There’s nothing wrong with shopping around, but those pushing the low-cost agenda are short-changing consumers.

For an organisation that stresses about not just focusing on cost, the Legal Services Board doesn’t half bang on about costs a lot.

Regulators seem obsessed with encouraging clients to be penny-pinching bargain-sniffers, tapping their back pocket after writing a will like they’ve just secured a two-for-one deal on a Müller Fruit Corner.

This week's research, published by the LSB, actually amounts to a hefty 76-page document which takes a nuanced and wide-ranging look at the factors influencing why someone chooses a legal provider.

Yet the headline conclusion is that people should be shopping around nationally for the ‘best deals’ on divorce, wills and conveyancing. The LSB found – and you may want to sit down for this revelation – that legal services are more expensive in London than the rest of the country.

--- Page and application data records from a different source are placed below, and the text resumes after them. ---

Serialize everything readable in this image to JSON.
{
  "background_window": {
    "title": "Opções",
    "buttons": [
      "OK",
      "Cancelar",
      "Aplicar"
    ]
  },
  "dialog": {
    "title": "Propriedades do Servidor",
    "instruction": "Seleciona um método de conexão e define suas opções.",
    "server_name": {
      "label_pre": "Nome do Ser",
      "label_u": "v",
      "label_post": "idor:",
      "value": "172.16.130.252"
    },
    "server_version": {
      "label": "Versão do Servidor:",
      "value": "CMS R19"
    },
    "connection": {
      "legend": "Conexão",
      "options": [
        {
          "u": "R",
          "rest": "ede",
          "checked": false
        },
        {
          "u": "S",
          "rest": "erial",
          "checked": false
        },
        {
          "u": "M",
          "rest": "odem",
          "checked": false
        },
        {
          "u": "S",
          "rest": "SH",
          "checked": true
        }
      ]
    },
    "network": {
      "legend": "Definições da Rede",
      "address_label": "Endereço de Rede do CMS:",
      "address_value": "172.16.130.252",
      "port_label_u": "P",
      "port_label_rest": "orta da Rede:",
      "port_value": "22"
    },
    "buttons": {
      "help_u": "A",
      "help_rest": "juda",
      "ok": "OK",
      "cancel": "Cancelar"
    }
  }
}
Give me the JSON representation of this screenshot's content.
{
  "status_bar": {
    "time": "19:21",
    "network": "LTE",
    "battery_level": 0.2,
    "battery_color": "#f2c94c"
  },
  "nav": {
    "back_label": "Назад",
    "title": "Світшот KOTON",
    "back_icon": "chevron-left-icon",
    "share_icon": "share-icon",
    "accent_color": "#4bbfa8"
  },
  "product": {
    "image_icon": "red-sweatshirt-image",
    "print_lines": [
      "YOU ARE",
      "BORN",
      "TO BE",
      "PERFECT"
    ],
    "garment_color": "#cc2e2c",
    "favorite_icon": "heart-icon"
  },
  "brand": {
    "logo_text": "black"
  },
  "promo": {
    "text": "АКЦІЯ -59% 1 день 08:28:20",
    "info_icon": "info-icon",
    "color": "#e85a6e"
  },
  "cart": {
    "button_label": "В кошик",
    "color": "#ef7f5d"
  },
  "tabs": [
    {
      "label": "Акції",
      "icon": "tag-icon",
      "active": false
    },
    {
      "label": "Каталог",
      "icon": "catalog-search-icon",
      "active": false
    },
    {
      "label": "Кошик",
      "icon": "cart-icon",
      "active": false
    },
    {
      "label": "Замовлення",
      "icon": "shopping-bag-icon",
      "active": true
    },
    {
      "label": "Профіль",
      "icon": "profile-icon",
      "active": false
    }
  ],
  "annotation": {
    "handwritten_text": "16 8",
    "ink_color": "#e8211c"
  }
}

And that Wales and the north are considerably cheaper on average than other regions.

There is, of course, nothing wrong with seeking out the most cost-effective solution to your legal need. And that should involve seeing whether a firm at the other end of the country can do the same job for less.

But this constant focus on price and securing the ‘best deal’ is sending consumers down a blind alley and putting them at the mercy of providers they can neither meet nor scrutinise. The LSB would no doubt deny this, but they are lining up people for a race to the bottom and firing the starting gun.

My advice, based on personal experience, would be to more or less ignore the LSB’s guidance. I have used conveyancing services twice: once a cheaper option by a provider at the other end of the country, and the other a more expensive service by the firm at the end of the road.

The first was a mess, with corners cut, constant delays and an automated voice at the other end of the line. The second was a breeze, with a solicitor aware of our personal needs, happy to meet in person and taking care to check every detail. They also understood the location we were buying in and were able to give tailored advice about the area.

Not every cheap provider will provide a worse service, but often there is a reason why they are cheaper: less qualified staff (fewer staff overall, in fact) and an impersonal service are by-products of cut-price lawyers. The least the LSB can do is point this out.

There is something troubling about the regulators urging consumers to find the ‘best deals’ on legal services such as divorce, wills and conveyancing. This isn’t the proverbial tin of beans. By all means encourage people to shop around, but there’s a reason why word of mouth remains the most common way of finding a lawyer: it’s really the most reliable way.